Here is the house I lived in on Flint Street in Rochester until 1950 when we moved to Trafalgar Street. This wasn't very far as you can see on a map of Rochester. It was just the other side of Genesee Street.
The small stoop at the front door is not the way it was when we lived there. Then there was a porch with railing that went the entire front of the house. One spring just before Easter (I think) we were getting ready to take the bus downtown to shop for Easter outfits. Because the railing was to walk on (what else would they be there for) my sister, Kathy, fell. Naturally, she broke her arm. I don't for the life of me recall how she got the break set and the cast put on. If I had to guess she went to St. Mary's Hospital just up Genesee St. at Bull's Head. (I'll talk about Bull's Head and other locations in Rochester at some other time.) I'm pretty sure we didn't go downtown that day!

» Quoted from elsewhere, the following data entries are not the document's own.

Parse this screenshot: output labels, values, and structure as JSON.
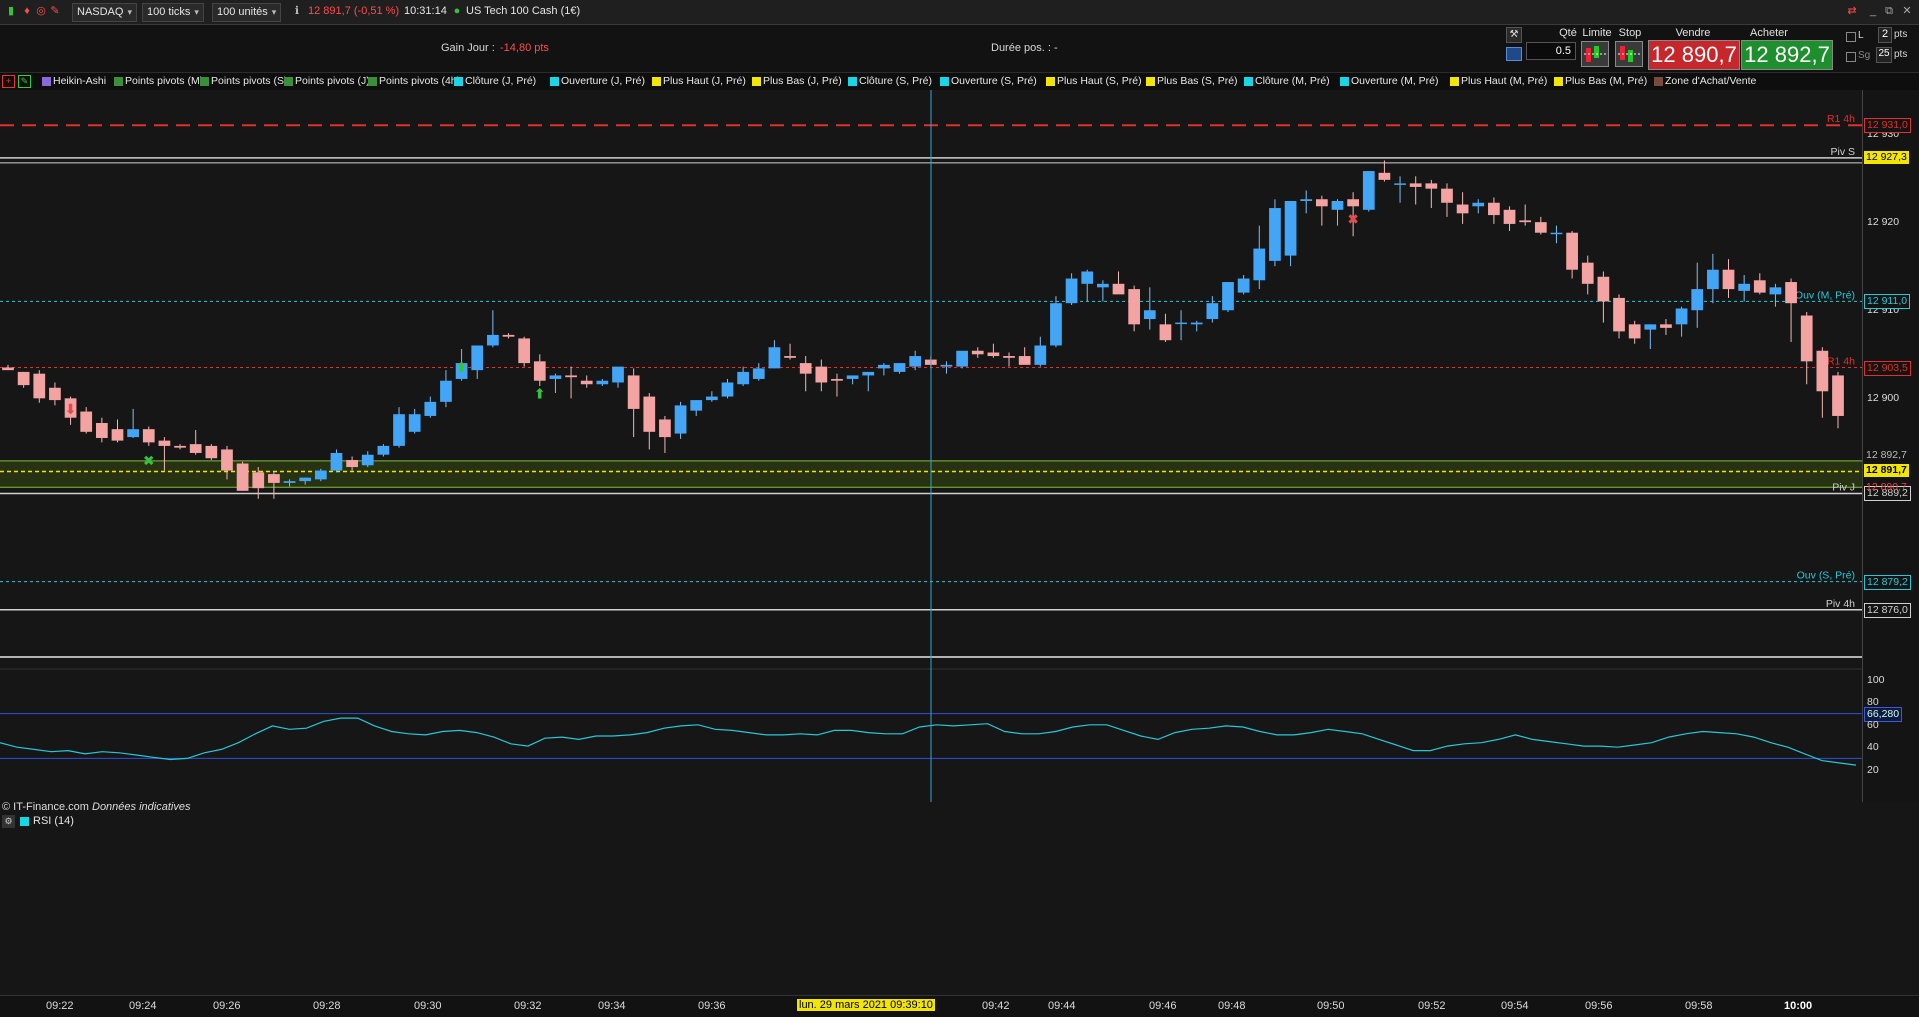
{
  "toolbar": {
    "market": "NASDAQ",
    "ticks": "100 ticks",
    "units": "100 unités",
    "price_change": "12 891,7 (-0,51 %)",
    "time": "10:31:14",
    "instrument": "US Tech 100 Cash (1€)"
  },
  "info": {
    "gain_label": "Gain Jour :",
    "gain_value": "-14,80 pts",
    "duree_label": "Durée pos. :",
    "duree_value": "-"
  },
  "order_panel": {
    "qty_label": "Qté",
    "qty_value": "0.5",
    "limit_label": "Limite",
    "stop_label": "Stop",
    "sell_label": "Vendre",
    "buy_label": "Acheter",
    "sell_price": "12 890,7",
    "buy_price": "12 892,7",
    "l_label": "L",
    "pts_value": "2",
    "pts_label": "pts",
    "sg_label": "Sg",
    "sg_value": "25",
    "sg_unit": "pts"
  },
  "indicators": [
    {
      "label": "Heikin-Ashi",
      "color": "#8a6ad8"
    },
    {
      "label": "Points pivots (M)",
      "color": "#3a8f3a"
    },
    {
      "label": "Points pivots (S)",
      "color": "#3a8f3a"
    },
    {
      "label": "Points pivots (J)",
      "color": "#3a8f3a"
    },
    {
      "label": "Points pivots (4h)",
      "color": "#3a8f3a"
    },
    {
      "label": "Clôture (J, Pré)",
      "color": "#19d6e6"
    },
    {
      "label": "Ouverture (J, Pré)",
      "color": "#19d6e6"
    },
    {
      "label": "Plus Haut (J, Pré)",
      "color": "#f2e600"
    },
    {
      "label": "Plus Bas (J, Pré)",
      "color": "#f2e600"
    },
    {
      "label": "Clôture (S, Pré)",
      "color": "#19d6e6"
    },
    {
      "label": "Ouverture (S, Pré)",
      "color": "#19d6e6"
    },
    {
      "label": "Plus Haut (S, Pré)",
      "color": "#f2e600"
    },
    {
      "label": "Plus Bas (S, Pré)",
      "color": "#f2e600"
    },
    {
      "label": "Clôture (M, Pré)",
      "color": "#19d6e6"
    },
    {
      "label": "Ouverture (M, Pré)",
      "color": "#19d6e6"
    },
    {
      "label": "Plus Haut (M, Pré)",
      "color": "#f2e600"
    },
    {
      "label": "Plus Bas (M, Pré)",
      "color": "#f2e600"
    },
    {
      "label": "Zone d'Achat/Vente",
      "color": "#7a4a3a"
    }
  ],
  "levels": [
    {
      "name": "R1 4h",
      "value": "12 931,0",
      "color": "#e0302a",
      "label": "R1 4h"
    },
    {
      "name": "Piv S",
      "value": "12 927,3",
      "color": "#d0d0d0",
      "label": "Piv S"
    },
    {
      "name": "Ouv (M, Pré)",
      "value": "12 911,0",
      "color": "#25c8d8",
      "label": "Ouv (M, Pré)"
    },
    {
      "name": "PR1 4h",
      "value": "12 903,5",
      "color": "#e0302a",
      "label": "PR1 4h"
    },
    {
      "name": "Piv J",
      "value": "12 889,2",
      "color": "#d0d0d0",
      "label": "Piv J"
    },
    {
      "name": "Ouv (S, Pré)",
      "value": "12 879,2",
      "color": "#25c8d8",
      "label": "Ouv (S, Pré)"
    },
    {
      "name": "Piv 4h",
      "value": "12 876,0",
      "color": "#d0d0d0",
      "label": "Piv 4h"
    }
  ],
  "price_axis": {
    "ticks": [
      "12 930",
      "12 920",
      "12 910",
      "12 900"
    ],
    "current_price": "12 891,7",
    "tag_high": "12 892,7",
    "tag_low": "12 890,7"
  },
  "footer": {
    "source": "© IT-Finance.com",
    "disclaimer": "Données indicatives"
  },
  "rsi": {
    "label": "RSI (14)",
    "ticks": [
      "100",
      "80",
      "60",
      "40",
      "20"
    ],
    "current": "66,280",
    "upper": 70,
    "lower": 30
  },
  "time_axis": {
    "labels": [
      "09:22",
      "09:24",
      "09:26",
      "09:28",
      "09:30",
      "09:32",
      "09:34",
      "09:36",
      "09:42",
      "09:44",
      "09:46",
      "09:48",
      "09:50",
      "09:52",
      "09:54",
      "09:56",
      "09:58",
      "10:00"
    ],
    "cursor_label": "lun. 29 mars 2021 09:39:10"
  },
  "chart_data": {
    "type": "candlestick",
    "y_range": [
      12872,
      12935
    ],
    "candles": [
      [
        12903.5,
        12903.8,
        12903.2,
        12903.2
      ],
      [
        12903.0,
        12903.0,
        12901.2,
        12901.5
      ],
      [
        12902.8,
        12903.2,
        12899.5,
        12900.0
      ],
      [
        12901.2,
        12901.8,
        12899.2,
        12899.8
      ],
      [
        12900.0,
        12900.2,
        12897.0,
        12897.8
      ],
      [
        12898.5,
        12899.0,
        12896.0,
        12896.2
      ],
      [
        12897.2,
        12897.8,
        12895.0,
        12895.5
      ],
      [
        12896.5,
        12897.6,
        12895.0,
        12895.2
      ],
      [
        12895.6,
        12898.8,
        12895.5,
        12896.5
      ],
      [
        12896.5,
        12896.8,
        12894.6,
        12895.0
      ],
      [
        12895.2,
        12895.6,
        12891.8,
        12894.6
      ],
      [
        12894.6,
        12894.8,
        12894.2,
        12894.4
      ],
      [
        12894.8,
        12896.4,
        12893.6,
        12893.8
      ],
      [
        12894.6,
        12894.8,
        12893.0,
        12893.2
      ],
      [
        12894.2,
        12894.6,
        12890.8,
        12891.8
      ],
      [
        12892.6,
        12892.8,
        12889.5,
        12889.5
      ],
      [
        12891.6,
        12892.2,
        12888.6,
        12889.8
      ],
      [
        12891.4,
        12891.6,
        12888.6,
        12890.4
      ],
      [
        12890.4,
        12890.8,
        12890.0,
        12890.6
      ],
      [
        12890.6,
        12891.0,
        12890.2,
        12891.0
      ],
      [
        12890.8,
        12892.0,
        12890.6,
        12891.8
      ],
      [
        12891.8,
        12894.2,
        12891.6,
        12893.8
      ],
      [
        12893.0,
        12893.4,
        12891.8,
        12892.2
      ],
      [
        12892.4,
        12894.0,
        12892.2,
        12893.6
      ],
      [
        12893.6,
        12894.8,
        12893.4,
        12894.6
      ],
      [
        12894.6,
        12899.0,
        12894.4,
        12898.2
      ],
      [
        12896.2,
        12898.8,
        12896.0,
        12898.2
      ],
      [
        12898.0,
        12900.2,
        12897.8,
        12899.6
      ],
      [
        12899.6,
        12903.2,
        12899.0,
        12902.0
      ],
      [
        12902.2,
        12905.6,
        12902.0,
        12904.0
      ],
      [
        12903.2,
        12906.0,
        12902.2,
        12906.0
      ],
      [
        12906.0,
        12910.0,
        12905.8,
        12907.2
      ],
      [
        12907.2,
        12907.4,
        12906.8,
        12907.0
      ],
      [
        12906.8,
        12907.0,
        12903.6,
        12904.0
      ],
      [
        12904.2,
        12905.0,
        12901.4,
        12902.0
      ],
      [
        12902.2,
        12902.8,
        12900.6,
        12902.6
      ],
      [
        12902.6,
        12903.6,
        12900.0,
        12902.4
      ],
      [
        12902.0,
        12902.6,
        12901.2,
        12901.6
      ],
      [
        12901.6,
        12902.2,
        12901.4,
        12902.0
      ],
      [
        12901.8,
        12902.4,
        12901.2,
        12903.6
      ],
      [
        12902.6,
        12903.4,
        12895.6,
        12898.8
      ],
      [
        12900.2,
        12900.6,
        12894.2,
        12896.2
      ],
      [
        12897.6,
        12898.0,
        12893.8,
        12895.6
      ],
      [
        12896.0,
        12899.6,
        12895.4,
        12899.2
      ],
      [
        12898.6,
        12899.6,
        12898.0,
        12899.8
      ],
      [
        12899.8,
        12900.8,
        12899.6,
        12900.2
      ],
      [
        12900.2,
        12902.2,
        12900.0,
        12901.8
      ],
      [
        12901.6,
        12903.6,
        12901.4,
        12903.0
      ],
      [
        12902.2,
        12904.0,
        12902.0,
        12903.4
      ],
      [
        12903.4,
        12906.6,
        12903.4,
        12905.8
      ],
      [
        12904.8,
        12906.2,
        12904.4,
        12904.6
      ],
      [
        12904.0,
        12904.8,
        12900.8,
        12902.8
      ],
      [
        12903.6,
        12904.4,
        12900.8,
        12901.8
      ],
      [
        12902.2,
        12902.8,
        12900.2,
        12902.0
      ],
      [
        12902.2,
        12902.6,
        12901.6,
        12902.6
      ],
      [
        12902.6,
        12902.8,
        12900.8,
        12903.0
      ],
      [
        12903.4,
        12904.0,
        12902.6,
        12903.8
      ],
      [
        12903.0,
        12904.0,
        12902.8,
        12904.0
      ],
      [
        12903.6,
        12905.4,
        12903.2,
        12904.8
      ],
      [
        12904.4,
        12904.8,
        12903.4,
        12903.8
      ],
      [
        12903.6,
        12904.2,
        12902.8,
        12903.8
      ],
      [
        12903.6,
        12904.6,
        12903.4,
        12905.4
      ],
      [
        12905.4,
        12905.8,
        12904.6,
        12905.0
      ],
      [
        12905.2,
        12906.2,
        12904.6,
        12904.8
      ],
      [
        12904.8,
        12905.2,
        12903.6,
        12904.6
      ],
      [
        12904.8,
        12905.8,
        12904.6,
        12903.8
      ],
      [
        12903.8,
        12907.0,
        12903.6,
        12906.0
      ],
      [
        12906.0,
        12911.6,
        12905.8,
        12910.8
      ],
      [
        12910.8,
        12914.2,
        12910.6,
        12913.6
      ],
      [
        12913.0,
        12914.6,
        12911.0,
        12914.4
      ],
      [
        12912.6,
        12913.4,
        12911.0,
        12913.0
      ],
      [
        12913.0,
        12914.4,
        12912.4,
        12911.8
      ],
      [
        12912.4,
        12912.8,
        12907.6,
        12908.4
      ],
      [
        12909.0,
        12912.6,
        12907.8,
        12910.0
      ],
      [
        12908.4,
        12909.6,
        12906.4,
        12906.6
      ],
      [
        12908.6,
        12910.0,
        12906.6,
        12908.6
      ],
      [
        12908.4,
        12908.8,
        12907.6,
        12908.6
      ],
      [
        12909.0,
        12911.6,
        12908.6,
        12910.8
      ],
      [
        12910.0,
        12913.0,
        12909.8,
        12913.2
      ],
      [
        12912.0,
        12914.0,
        12911.8,
        12913.6
      ],
      [
        12913.4,
        12919.6,
        12912.4,
        12917.0
      ],
      [
        12915.6,
        12922.6,
        12915.0,
        12921.6
      ],
      [
        12916.2,
        12922.4,
        12915.0,
        12922.4
      ],
      [
        12922.4,
        12923.6,
        12921.0,
        12922.6
      ],
      [
        12922.6,
        12923.0,
        12919.6,
        12921.8
      ],
      [
        12921.4,
        12922.6,
        12919.6,
        12922.4
      ],
      [
        12922.6,
        12923.4,
        12918.4,
        12921.8
      ],
      [
        12921.4,
        12925.0,
        12921.2,
        12925.8
      ],
      [
        12925.6,
        12927.0,
        12924.6,
        12924.8
      ],
      [
        12924.4,
        12925.2,
        12922.2,
        12924.4
      ],
      [
        12924.4,
        12925.2,
        12922.0,
        12924.0
      ],
      [
        12924.4,
        12924.8,
        12921.6,
        12923.8
      ],
      [
        12923.8,
        12924.4,
        12920.6,
        12922.2
      ],
      [
        12922.0,
        12923.4,
        12919.8,
        12921.0
      ],
      [
        12921.8,
        12922.6,
        12921.0,
        12922.2
      ],
      [
        12922.2,
        12922.8,
        12919.8,
        12920.8
      ],
      [
        12921.4,
        12921.8,
        12919.0,
        12919.8
      ],
      [
        12920.2,
        12922.0,
        12919.6,
        12920.0
      ],
      [
        12920.0,
        12920.6,
        12918.6,
        12918.8
      ],
      [
        12918.8,
        12919.6,
        12917.6,
        12918.8
      ],
      [
        12918.8,
        12919.0,
        12913.6,
        12914.6
      ],
      [
        12915.4,
        12916.2,
        12911.8,
        12913.0
      ],
      [
        12913.8,
        12914.4,
        12908.6,
        12911.0
      ],
      [
        12911.4,
        12911.8,
        12906.8,
        12907.6
      ],
      [
        12908.4,
        12908.8,
        12906.2,
        12906.8
      ],
      [
        12907.8,
        12908.4,
        12905.6,
        12908.4
      ],
      [
        12908.4,
        12909.0,
        12907.2,
        12908.0
      ],
      [
        12908.4,
        12910.4,
        12907.0,
        12910.2
      ],
      [
        12910.0,
        12915.4,
        12908.0,
        12912.4
      ],
      [
        12912.4,
        12916.4,
        12910.8,
        12914.6
      ],
      [
        12914.6,
        12915.8,
        12911.4,
        12912.4
      ],
      [
        12912.2,
        12914.0,
        12911.0,
        12913.0
      ],
      [
        12913.4,
        12914.2,
        12911.8,
        12912.0
      ],
      [
        12911.8,
        12913.0,
        12910.4,
        12912.6
      ],
      [
        12913.2,
        12913.6,
        12906.4,
        12910.8
      ],
      [
        12909.4,
        12909.8,
        12901.6,
        12904.2
      ],
      [
        12905.4,
        12905.8,
        12897.8,
        12900.8
      ],
      [
        12902.6,
        12903.0,
        12896.6,
        12898.0
      ]
    ],
    "rsi_values": [
      44,
      40,
      38,
      36,
      37,
      34,
      36,
      35,
      33,
      31,
      29,
      30,
      35,
      38,
      44,
      52,
      59,
      56,
      57,
      63,
      66,
      66,
      59,
      54,
      52,
      51,
      54,
      55,
      53,
      49,
      43,
      41,
      48,
      49,
      47,
      50,
      50,
      51,
      53,
      57,
      59,
      60,
      56,
      55,
      53,
      51,
      51,
      52,
      51,
      55,
      55,
      53,
      52,
      52,
      58,
      60,
      59,
      60,
      61,
      54,
      52,
      52,
      54,
      58,
      60,
      60,
      55,
      50,
      47,
      53,
      56,
      57,
      59,
      58,
      54,
      51,
      51,
      53,
      56,
      54,
      52,
      47,
      42,
      37,
      37,
      41,
      43,
      44,
      47,
      51,
      47,
      45,
      43,
      41,
      41,
      40,
      42,
      44,
      49,
      52,
      54,
      53,
      52,
      49,
      44,
      40,
      34,
      28,
      26,
      24
    ],
    "rsi_ylim": [
      0,
      100
    ]
  }
}
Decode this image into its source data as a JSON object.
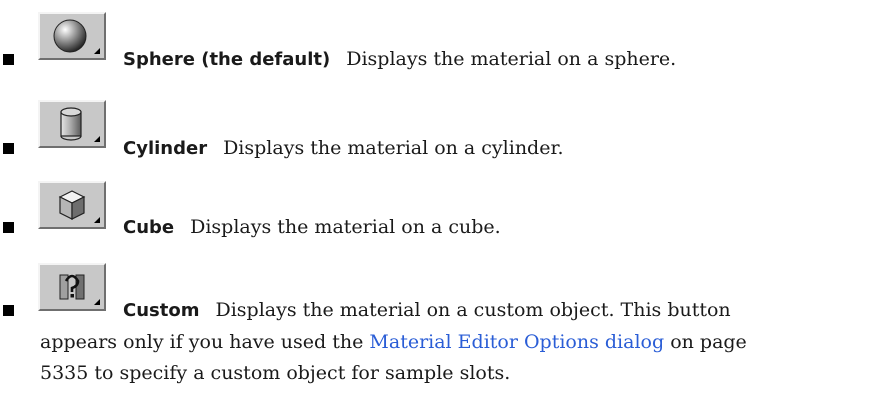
{
  "items": [
    {
      "icon": "sphere-icon",
      "term": "Sphere (the default)",
      "description": "Displays the material on a sphere."
    },
    {
      "icon": "cylinder-icon",
      "term": "Cylinder",
      "description": "Displays the material on a cylinder."
    },
    {
      "icon": "cube-icon",
      "term": "Cube",
      "description": "Displays the material on a cube."
    },
    {
      "icon": "custom-object-icon",
      "term": "Custom",
      "description": "Displays the material on a custom object. This button",
      "line2_before": "appears only if you have used the",
      "link": "Material Editor Options dialog",
      "line2_after": "on page",
      "line3": "5335 to specify a custom object for sample slots."
    }
  ],
  "colors": {
    "link": "#2a5dd6",
    "button_face": "#c8c8c8"
  }
}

It's funny but I can remember more of the neighbors on Flint Street than I can on those on Trafalgar Street. The neighbors to the right of our house was the Trimbles (Herb and his wife) and next to them was Mr. Trimble's mother and sister. As I recall, the two houses were always painted the same and had shared garage in the back. (In those days almost all garages were detached from the house.)
On the left was the Dipples. I don't think I ever knew Mr. and Mrs. first names but I just looked in the City Directory for 1929 and Mr. Dipple was George. Mrs. Dipple was a regular crone. Their back yard was a regular jungle and if anything went over their fence you had to hunt for it. More often or not Mrs. Dipple saw you and she would come out the back door screaming.
Next to the Dipples were the Schwartz (I think that was the name). They had a garage in their back yard where my father kept his car. Next to them was the Porters. They had three older girls, an older boy and Billy. Billy was probably five years older than I or more and quite stocky. No, not stocky, he was fat. He was taking flying lessons when he was in high school (Edison High) and crashed and died. I don't recall whether it was at the Rochester Airport or Hyland Field, a small air field in either Brighton of Henrietta.
Next to the Porters, at 502 Flint St., were the Neary family: Jim (a policeman) and Helen, and Fred, Barbara and Bob. They were probably our closest friends on Flint Street. Until about 1944, the grandfather, Patrick J. Neary, also lived there. I recall when he died as he was laid out at home (as was common then) during a terrible storm. That was probably my earliest recollection of Flint Street. Quite a neighborhood.
At another time I'll introduce you to the Denices (assholes), Johnny Montuli (or as my father called him, Johnny Ma-got-no-teeth), Annie Conner, and the rest of the crew on Flint Street.